### Excerpted data ###
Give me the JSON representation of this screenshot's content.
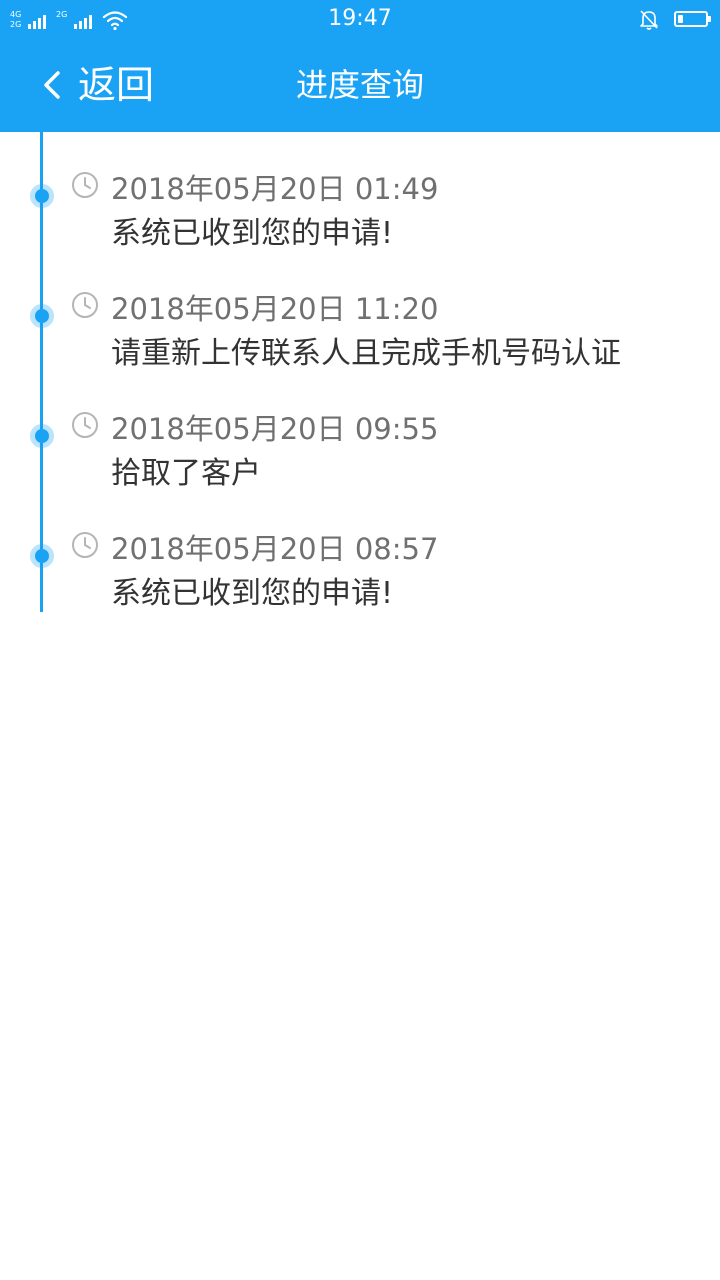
{
  "status_bar": {
    "network_1": "4G",
    "network_2": "2G",
    "network_3": "2G",
    "time": "19:47",
    "icons": [
      "signal-icon",
      "wifi-icon",
      "bell-off-icon",
      "battery-icon"
    ],
    "battery_level": 0.2
  },
  "header": {
    "back_label": "返回",
    "title": "进度查询",
    "background_color": "#1aa3f5"
  },
  "timeline": {
    "accent_color": "#1aa3f5",
    "items": [
      {
        "time": "2018年05月20日 01:49",
        "text": "系统已收到您的申请!"
      },
      {
        "time": "2018年05月20日 11:20",
        "text": "请重新上传联系人且完成手机号码认证"
      },
      {
        "time": "2018年05月20日 09:55",
        "text": "拾取了客户"
      },
      {
        "time": "2018年05月20日 08:57",
        "text": "系统已收到您的申请!"
      }
    ]
  }
}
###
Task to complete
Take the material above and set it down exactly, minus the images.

Response below
Give me the JSON representation of this screenshot's content.
{
  "status_bar": {
    "network_1": "4G",
    "network_2": "2G",
    "network_3": "2G",
    "time": "19:47",
    "icons": [
      "signal-icon",
      "wifi-icon",
      "bell-off-icon",
      "battery-icon"
    ],
    "battery_level": 0.2
  },
  "header": {
    "back_label": "返回",
    "title": "进度查询",
    "background_color": "#1aa3f5"
  },
  "timeline": {
    "accent_color": "#1aa3f5",
    "items": [
      {
        "time": "2018年05月20日 01:49",
        "text": "系统已收到您的申请!"
      },
      {
        "time": "2018年05月20日 11:20",
        "text": "请重新上传联系人且完成手机号码认证"
      },
      {
        "time": "2018年05月20日 09:55",
        "text": "拾取了客户"
      },
      {
        "time": "2018年05月20日 08:57",
        "text": "系统已收到您的申请!"
      }
    ]
  }
}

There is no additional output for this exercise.